In the aftermath of Thursday’s walkout by black legislators over a House vote to approve a bill requiring state voters to show photo identification at polling places, Chairman of the Legislative Black Caucus, Sumter County Representative David Weeks says the measure is an obvious attempt by House Republicans to narrow the electorate by making it more difficult for minorities, the elderly and disabled to exercise their constitutional right to vote. Weeks says if the measure passes the Senate, he is contemplating the use of several avenues to block the bill from becoming state law. Weeks says the first step would be to contact the U.S. Justice Department.
Weeks says “South Carolina is still under section five of the Voting Rights Act, so we still have to get Justice Department approval, which is commonly referred to as preclearance, before any election law changes take effect, and so out first action would be to communicate with the Justice Department.”
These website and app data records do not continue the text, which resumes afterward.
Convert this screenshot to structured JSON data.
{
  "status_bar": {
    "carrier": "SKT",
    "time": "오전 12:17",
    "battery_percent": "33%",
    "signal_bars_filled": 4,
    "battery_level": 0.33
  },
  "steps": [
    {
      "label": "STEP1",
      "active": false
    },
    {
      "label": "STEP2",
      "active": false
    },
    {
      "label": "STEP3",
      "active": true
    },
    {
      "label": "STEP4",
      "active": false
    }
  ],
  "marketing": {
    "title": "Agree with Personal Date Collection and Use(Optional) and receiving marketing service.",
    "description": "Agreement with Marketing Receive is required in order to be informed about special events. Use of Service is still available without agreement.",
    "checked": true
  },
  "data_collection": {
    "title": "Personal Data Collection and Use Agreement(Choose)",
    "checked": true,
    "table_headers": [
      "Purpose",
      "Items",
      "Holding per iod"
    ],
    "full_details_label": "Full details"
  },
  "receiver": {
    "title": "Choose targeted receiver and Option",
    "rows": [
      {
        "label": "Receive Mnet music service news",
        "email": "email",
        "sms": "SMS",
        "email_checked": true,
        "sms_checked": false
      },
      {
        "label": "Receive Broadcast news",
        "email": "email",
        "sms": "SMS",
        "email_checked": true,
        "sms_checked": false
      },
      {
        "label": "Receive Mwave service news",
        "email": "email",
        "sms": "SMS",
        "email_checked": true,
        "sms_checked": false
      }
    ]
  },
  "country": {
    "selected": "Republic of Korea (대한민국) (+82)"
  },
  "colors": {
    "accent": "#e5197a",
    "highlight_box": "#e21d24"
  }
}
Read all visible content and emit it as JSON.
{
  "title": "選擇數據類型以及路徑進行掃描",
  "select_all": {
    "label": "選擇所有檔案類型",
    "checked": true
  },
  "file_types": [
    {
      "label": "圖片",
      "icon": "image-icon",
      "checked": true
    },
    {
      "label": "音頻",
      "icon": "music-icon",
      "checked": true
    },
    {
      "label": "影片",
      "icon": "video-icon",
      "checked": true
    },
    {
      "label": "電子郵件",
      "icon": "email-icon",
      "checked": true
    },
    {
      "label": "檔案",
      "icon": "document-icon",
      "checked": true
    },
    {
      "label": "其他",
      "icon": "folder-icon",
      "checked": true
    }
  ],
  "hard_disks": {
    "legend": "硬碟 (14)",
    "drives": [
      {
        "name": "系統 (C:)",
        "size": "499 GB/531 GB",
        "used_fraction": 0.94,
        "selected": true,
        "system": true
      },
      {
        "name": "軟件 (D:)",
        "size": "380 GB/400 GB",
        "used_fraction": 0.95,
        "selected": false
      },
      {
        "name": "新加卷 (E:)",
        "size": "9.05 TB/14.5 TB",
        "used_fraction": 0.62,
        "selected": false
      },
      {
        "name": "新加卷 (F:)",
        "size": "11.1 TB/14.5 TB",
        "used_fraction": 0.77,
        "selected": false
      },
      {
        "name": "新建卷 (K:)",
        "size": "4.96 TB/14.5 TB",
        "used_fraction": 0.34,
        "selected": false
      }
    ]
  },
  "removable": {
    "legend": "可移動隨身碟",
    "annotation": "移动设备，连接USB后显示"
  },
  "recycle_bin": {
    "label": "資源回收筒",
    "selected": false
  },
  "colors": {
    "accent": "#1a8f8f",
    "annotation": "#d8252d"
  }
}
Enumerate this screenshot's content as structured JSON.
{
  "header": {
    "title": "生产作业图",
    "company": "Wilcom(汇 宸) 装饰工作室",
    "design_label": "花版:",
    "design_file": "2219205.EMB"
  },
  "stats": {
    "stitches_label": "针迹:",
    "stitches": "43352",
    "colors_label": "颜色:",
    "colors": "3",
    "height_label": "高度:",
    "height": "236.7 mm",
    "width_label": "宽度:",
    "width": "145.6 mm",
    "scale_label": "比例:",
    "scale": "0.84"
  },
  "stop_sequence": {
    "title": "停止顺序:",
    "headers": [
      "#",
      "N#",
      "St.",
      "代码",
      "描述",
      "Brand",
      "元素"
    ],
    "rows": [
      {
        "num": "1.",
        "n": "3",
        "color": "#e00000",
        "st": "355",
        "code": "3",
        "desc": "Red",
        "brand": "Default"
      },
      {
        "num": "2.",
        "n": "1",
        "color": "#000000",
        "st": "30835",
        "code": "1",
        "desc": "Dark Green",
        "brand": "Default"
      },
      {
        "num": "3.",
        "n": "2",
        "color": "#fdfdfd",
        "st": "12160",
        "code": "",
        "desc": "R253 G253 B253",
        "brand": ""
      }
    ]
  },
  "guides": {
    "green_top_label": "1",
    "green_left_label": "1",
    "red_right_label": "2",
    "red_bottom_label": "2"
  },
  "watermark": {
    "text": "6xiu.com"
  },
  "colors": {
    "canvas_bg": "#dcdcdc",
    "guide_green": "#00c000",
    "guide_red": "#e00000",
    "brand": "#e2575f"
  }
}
Weeks says the U.S. Justice Department can be requested to impose an exception to the measure to stop it at the preclearance stage.
Weeks says an alternative to communicating with the U.S. Jstice Department would be to put the matter up for debate in the court system. “the other avenue we have which would be much more costly is the possibility of filing a lawsuit challenging the constitutionality of the statute as it is finally passed. “
Weeks adds that the bill will be met with a number of challenges before the measure is voted on by the state senate
“I suspect that there may be some amendments in the Senate and we are really looking forward to our caucus members stalling the matter in the Senate and really putting a hold on it there,” he says.
Weeks says lawmakers against the bill tried to delay any implementation of the measure for two years to give sufficient time for the South Carolina Election Commission to actually educate the public on the ramifications of the new law if passed in the Senate. Weeks says that proposal was soundly defeated.
Weeks says when the measure was in committee debate he questioned the purpose of such a measure, saying “What is the problem with the system now? We had a humongous turnout during the last election, no major issues with the election in the state of South Carolina. We understand that those crowds standing in line for Obama scared the Republicans up in this state.”
Several members of the Black Caucus say the largely republican vote for the measure was a backlash against the election of president Barack Obama. Weeks says the caucus was angered because the House did not even see fit to entertain a number of amendments opponents of the measure wanted to add to the bill including exempting elderly persons from having to present a photo ID at the polls. “Most of the persons who don’t have identification are probably going to fall in that category and I don’t see anything wrong with a person with a college ID that is a photo ID from presenting that as proof that he is who he is.”
The measure requires voters to show a valid driver’s license, a passport, military ID, or state ID before being allowed to vote.